◆ ACTIVITY ◆
Tell how many lines in the data below include the word "other". The answer is the number only.

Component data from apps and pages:
----

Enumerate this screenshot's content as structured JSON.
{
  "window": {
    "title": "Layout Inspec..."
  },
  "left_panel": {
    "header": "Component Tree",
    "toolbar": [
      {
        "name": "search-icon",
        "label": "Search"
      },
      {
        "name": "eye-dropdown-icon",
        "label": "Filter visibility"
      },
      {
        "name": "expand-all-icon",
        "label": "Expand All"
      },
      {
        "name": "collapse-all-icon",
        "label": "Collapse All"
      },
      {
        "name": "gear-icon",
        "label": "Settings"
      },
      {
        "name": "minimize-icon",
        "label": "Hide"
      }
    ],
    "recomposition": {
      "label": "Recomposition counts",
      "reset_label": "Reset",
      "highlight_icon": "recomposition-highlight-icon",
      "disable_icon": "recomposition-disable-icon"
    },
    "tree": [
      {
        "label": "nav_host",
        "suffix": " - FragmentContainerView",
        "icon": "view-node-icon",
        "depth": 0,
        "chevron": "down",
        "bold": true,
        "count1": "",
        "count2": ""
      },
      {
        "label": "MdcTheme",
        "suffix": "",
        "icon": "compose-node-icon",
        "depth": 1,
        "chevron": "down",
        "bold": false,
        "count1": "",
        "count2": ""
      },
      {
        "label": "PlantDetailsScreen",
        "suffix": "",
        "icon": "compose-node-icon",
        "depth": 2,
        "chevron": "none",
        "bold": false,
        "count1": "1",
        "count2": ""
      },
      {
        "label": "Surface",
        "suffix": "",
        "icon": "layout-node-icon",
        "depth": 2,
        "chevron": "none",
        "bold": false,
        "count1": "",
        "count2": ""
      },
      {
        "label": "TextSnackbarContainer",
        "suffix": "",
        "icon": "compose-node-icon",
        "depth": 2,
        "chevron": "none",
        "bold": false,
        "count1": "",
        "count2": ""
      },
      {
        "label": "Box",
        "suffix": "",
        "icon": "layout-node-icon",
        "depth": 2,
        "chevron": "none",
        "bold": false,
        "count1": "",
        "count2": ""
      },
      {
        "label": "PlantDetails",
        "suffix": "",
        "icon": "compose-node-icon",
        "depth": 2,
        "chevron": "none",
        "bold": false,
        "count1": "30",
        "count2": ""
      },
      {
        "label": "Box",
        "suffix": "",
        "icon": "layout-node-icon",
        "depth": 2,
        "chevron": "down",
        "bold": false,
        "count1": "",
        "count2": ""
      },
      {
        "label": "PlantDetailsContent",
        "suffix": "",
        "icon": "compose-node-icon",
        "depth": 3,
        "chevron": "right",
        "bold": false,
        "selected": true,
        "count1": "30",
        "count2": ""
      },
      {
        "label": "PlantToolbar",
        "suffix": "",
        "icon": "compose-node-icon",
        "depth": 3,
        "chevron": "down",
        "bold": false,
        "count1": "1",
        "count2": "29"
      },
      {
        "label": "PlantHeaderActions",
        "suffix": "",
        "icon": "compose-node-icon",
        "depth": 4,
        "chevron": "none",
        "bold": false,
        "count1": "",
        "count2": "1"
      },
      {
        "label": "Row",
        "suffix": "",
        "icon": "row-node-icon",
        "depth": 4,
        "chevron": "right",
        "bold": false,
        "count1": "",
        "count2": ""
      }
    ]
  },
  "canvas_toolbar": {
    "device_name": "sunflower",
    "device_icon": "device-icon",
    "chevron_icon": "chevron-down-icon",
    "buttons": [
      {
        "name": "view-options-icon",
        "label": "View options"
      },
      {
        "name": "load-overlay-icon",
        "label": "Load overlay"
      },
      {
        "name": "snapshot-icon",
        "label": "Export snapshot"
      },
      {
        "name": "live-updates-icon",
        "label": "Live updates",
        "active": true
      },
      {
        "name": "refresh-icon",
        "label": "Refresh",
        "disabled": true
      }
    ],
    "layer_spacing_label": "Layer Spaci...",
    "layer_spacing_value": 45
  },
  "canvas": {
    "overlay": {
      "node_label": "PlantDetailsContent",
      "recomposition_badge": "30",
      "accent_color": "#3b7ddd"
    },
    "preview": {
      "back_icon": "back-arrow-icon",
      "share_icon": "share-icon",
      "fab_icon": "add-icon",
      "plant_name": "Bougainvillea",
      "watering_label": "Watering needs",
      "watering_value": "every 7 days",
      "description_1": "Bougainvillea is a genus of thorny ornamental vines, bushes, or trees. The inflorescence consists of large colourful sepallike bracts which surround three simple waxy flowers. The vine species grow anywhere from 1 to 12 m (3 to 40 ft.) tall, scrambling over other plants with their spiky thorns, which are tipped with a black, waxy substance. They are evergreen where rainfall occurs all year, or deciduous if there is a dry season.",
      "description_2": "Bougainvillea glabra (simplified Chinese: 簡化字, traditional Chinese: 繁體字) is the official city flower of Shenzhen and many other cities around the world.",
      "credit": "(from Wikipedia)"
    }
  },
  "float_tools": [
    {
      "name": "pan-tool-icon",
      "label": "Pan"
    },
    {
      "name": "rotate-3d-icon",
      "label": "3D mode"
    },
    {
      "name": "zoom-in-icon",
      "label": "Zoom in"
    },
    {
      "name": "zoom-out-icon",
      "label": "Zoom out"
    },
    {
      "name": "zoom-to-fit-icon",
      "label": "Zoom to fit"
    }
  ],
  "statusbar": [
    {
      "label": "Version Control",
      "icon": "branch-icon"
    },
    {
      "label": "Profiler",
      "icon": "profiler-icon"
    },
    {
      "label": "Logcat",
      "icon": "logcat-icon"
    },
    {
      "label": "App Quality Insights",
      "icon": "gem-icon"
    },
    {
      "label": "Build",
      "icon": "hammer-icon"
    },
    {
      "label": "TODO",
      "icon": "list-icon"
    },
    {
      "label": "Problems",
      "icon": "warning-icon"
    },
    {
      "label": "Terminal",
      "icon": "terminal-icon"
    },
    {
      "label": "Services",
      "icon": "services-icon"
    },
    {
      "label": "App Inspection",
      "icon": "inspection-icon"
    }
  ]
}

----

◆ YOUR RESPONSE ◆
2